**TO DO**
For each line below that includes the word "nombre", make a copy.

**RECORDS TO USE**
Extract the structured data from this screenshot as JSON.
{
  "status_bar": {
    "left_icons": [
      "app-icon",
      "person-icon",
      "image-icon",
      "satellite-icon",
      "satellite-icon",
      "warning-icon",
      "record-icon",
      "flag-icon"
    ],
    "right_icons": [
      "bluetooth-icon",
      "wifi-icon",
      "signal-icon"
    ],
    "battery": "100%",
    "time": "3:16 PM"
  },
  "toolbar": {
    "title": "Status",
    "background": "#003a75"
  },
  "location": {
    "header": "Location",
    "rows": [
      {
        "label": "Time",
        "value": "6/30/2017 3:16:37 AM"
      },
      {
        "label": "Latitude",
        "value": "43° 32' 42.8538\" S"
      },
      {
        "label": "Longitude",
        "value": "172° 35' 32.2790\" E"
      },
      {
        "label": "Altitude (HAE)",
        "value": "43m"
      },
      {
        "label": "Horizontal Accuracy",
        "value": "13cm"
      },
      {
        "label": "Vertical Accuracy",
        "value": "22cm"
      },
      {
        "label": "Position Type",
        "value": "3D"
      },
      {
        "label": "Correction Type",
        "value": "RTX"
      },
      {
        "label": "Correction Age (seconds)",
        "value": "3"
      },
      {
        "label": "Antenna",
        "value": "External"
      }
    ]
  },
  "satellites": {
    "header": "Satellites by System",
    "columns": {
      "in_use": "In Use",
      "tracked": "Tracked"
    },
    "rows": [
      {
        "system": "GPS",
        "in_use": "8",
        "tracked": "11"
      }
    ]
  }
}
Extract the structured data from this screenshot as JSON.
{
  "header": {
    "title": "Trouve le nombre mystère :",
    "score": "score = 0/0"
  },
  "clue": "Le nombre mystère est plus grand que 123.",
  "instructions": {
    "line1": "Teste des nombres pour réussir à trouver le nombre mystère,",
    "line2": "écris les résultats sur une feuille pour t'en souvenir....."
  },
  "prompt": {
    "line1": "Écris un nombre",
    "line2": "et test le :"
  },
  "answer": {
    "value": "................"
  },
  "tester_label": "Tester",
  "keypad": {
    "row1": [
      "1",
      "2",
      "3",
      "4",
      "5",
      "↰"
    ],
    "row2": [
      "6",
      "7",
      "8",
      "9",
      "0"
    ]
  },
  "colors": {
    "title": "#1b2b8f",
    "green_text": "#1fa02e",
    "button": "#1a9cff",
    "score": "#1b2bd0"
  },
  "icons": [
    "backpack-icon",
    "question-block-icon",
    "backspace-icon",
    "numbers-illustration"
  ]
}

**REPLY**
    "title": "Trouve le nombre mystère :",
  "clue": "Le nombre mystère est plus grand que 123.",
    "line1": "Teste des nombres pour réussir à trouver le nombre mystère,",
    "line1": "Écris un nombre",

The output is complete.